Exercise instructions ▸
Wherever the string "from" appears in the entries below, return the line that holds it.
_ _ _ _ _ _ _
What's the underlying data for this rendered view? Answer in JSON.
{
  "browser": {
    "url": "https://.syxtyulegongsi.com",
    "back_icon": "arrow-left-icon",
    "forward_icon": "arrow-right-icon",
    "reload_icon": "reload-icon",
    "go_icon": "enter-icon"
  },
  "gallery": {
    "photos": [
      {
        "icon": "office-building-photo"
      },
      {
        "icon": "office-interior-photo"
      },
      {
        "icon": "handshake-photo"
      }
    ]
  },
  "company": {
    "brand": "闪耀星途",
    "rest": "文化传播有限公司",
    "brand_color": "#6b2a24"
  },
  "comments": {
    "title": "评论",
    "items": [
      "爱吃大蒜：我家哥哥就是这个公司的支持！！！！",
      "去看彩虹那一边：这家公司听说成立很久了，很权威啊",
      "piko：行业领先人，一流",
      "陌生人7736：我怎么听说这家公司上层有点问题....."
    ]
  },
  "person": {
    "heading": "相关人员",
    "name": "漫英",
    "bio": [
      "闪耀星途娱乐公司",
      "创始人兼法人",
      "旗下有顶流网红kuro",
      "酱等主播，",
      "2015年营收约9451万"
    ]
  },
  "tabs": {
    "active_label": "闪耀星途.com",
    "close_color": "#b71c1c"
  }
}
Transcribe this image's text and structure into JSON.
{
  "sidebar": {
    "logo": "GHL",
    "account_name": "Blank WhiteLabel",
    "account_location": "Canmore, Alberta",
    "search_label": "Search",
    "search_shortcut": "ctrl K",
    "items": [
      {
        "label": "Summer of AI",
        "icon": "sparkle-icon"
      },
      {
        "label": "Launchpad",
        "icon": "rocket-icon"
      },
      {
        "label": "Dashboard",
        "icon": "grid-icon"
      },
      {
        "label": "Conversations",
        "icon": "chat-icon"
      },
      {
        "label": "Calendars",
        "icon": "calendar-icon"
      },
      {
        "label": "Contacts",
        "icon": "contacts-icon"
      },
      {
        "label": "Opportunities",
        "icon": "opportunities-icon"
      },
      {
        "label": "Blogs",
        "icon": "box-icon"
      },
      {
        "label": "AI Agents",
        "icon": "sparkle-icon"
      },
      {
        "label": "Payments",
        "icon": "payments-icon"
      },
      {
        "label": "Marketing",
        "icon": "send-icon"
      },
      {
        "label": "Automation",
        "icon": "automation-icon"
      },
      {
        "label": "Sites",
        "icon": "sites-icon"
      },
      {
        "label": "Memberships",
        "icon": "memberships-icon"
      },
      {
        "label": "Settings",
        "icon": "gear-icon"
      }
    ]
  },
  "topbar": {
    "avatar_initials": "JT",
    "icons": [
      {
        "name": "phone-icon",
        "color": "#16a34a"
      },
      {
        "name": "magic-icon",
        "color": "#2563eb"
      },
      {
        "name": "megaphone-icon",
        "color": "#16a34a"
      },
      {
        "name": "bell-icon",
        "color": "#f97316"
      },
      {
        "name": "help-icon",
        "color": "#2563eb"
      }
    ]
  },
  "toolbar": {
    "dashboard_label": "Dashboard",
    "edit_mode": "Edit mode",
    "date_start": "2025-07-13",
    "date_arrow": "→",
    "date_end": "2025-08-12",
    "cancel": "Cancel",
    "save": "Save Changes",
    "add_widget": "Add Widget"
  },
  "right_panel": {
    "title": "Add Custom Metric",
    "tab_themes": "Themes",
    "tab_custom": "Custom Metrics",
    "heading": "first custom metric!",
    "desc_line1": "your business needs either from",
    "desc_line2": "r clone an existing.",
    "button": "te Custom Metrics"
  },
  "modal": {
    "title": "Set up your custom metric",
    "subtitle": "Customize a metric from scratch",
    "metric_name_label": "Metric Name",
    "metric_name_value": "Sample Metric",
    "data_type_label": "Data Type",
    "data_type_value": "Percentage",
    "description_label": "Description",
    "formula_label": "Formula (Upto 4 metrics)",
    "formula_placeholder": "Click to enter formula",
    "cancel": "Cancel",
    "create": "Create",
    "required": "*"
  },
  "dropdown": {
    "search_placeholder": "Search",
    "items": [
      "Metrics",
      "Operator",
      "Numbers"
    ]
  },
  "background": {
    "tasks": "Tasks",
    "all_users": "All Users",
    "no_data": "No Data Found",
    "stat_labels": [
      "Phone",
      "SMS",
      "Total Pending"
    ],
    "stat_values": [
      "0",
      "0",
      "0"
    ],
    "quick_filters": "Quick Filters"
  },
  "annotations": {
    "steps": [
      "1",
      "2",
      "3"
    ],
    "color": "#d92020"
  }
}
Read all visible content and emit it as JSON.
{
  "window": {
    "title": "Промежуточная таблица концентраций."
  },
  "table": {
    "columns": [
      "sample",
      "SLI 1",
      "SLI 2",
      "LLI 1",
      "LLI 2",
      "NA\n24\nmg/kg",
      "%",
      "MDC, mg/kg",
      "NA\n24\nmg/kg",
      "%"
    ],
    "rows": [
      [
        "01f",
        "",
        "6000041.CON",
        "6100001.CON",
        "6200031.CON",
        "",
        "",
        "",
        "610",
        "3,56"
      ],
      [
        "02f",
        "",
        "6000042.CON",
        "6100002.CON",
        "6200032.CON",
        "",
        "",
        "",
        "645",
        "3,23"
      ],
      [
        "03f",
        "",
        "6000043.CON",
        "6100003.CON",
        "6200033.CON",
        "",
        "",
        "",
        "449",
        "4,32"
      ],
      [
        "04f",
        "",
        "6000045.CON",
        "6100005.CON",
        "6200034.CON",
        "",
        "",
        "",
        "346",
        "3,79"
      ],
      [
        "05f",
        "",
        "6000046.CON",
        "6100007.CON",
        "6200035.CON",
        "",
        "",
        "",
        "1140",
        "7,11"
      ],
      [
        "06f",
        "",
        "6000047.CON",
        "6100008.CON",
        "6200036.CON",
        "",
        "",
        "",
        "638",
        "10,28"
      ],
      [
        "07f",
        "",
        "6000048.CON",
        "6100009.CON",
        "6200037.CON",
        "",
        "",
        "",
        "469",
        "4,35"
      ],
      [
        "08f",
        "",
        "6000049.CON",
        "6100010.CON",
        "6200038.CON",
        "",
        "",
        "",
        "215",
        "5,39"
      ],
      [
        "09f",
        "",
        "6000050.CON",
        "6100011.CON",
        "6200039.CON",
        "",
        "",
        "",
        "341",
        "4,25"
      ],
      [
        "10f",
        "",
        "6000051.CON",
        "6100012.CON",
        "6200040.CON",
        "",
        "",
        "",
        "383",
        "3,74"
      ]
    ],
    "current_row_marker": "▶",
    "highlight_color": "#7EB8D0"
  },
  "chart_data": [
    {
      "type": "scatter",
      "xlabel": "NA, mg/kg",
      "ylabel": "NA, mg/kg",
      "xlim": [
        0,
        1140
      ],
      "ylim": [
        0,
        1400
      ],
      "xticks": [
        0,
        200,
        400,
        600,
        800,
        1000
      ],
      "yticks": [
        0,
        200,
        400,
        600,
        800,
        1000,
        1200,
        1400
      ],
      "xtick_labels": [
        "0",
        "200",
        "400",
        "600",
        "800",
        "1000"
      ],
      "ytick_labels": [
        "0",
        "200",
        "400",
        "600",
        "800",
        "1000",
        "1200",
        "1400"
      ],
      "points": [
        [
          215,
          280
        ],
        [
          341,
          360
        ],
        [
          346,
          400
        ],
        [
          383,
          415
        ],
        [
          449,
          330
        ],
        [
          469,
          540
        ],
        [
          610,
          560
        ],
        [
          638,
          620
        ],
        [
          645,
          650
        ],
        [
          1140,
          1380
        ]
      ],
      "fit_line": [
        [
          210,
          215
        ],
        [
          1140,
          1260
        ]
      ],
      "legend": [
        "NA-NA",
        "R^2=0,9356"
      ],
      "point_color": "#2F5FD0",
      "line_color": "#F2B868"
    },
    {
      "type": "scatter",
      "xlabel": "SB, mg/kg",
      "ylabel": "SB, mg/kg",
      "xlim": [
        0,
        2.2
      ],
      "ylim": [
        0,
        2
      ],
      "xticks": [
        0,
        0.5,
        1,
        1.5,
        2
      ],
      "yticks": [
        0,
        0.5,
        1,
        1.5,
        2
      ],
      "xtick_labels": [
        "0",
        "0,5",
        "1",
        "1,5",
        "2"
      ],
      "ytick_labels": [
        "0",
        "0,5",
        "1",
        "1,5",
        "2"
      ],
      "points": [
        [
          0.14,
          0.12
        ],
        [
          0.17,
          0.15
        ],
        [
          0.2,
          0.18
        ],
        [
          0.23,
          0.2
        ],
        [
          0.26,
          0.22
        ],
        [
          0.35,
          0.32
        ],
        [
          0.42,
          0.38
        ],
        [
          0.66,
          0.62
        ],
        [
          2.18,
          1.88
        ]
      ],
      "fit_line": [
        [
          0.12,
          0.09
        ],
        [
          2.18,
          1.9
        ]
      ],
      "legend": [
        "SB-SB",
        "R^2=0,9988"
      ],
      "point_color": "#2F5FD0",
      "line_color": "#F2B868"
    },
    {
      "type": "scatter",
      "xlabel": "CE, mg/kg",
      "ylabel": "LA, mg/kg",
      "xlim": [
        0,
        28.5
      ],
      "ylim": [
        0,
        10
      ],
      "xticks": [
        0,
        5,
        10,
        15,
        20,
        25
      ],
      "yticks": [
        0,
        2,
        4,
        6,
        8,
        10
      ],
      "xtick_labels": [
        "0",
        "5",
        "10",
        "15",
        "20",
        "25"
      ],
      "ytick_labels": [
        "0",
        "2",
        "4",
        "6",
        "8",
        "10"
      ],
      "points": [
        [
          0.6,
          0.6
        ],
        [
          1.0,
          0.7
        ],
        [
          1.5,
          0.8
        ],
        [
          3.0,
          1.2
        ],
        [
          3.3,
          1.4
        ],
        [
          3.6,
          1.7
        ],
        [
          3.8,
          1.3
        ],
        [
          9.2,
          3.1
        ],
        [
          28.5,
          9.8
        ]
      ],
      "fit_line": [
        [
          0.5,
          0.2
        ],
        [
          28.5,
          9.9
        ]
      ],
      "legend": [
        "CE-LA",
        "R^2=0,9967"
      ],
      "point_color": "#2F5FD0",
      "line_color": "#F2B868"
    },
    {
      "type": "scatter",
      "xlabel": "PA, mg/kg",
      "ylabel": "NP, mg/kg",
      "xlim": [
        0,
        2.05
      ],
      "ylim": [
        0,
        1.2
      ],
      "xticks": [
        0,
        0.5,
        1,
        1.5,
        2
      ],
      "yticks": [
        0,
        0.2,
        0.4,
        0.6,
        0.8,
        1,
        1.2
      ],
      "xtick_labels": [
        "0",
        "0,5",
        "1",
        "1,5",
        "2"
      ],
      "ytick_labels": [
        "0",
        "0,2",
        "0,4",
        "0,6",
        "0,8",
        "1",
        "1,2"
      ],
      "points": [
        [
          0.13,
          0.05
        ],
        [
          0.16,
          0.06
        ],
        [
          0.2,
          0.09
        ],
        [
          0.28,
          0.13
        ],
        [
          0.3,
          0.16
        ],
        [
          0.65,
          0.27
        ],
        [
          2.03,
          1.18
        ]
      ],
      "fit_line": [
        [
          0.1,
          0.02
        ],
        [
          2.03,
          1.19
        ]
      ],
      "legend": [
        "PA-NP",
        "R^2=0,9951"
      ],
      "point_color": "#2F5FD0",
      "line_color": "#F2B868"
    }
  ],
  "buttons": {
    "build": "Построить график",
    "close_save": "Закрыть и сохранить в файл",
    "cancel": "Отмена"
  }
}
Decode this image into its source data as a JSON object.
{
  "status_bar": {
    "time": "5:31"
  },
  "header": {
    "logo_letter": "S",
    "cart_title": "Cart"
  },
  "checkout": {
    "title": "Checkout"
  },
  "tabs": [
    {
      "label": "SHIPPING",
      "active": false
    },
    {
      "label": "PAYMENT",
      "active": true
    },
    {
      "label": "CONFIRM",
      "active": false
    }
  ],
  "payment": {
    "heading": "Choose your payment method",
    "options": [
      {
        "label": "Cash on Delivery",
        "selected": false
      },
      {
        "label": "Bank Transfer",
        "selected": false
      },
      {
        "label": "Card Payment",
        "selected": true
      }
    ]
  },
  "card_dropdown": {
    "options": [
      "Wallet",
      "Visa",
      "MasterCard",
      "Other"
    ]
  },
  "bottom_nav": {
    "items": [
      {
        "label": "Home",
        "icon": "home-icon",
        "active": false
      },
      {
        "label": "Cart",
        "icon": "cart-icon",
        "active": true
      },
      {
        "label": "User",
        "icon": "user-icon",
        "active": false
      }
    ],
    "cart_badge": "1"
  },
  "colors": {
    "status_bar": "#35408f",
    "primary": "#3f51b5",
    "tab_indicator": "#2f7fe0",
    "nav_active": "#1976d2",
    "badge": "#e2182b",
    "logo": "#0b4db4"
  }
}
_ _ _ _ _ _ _
Expected answer ▸
    "desc_line1": "your business needs either from",
    "subtitle": "Customize a metric from scratch",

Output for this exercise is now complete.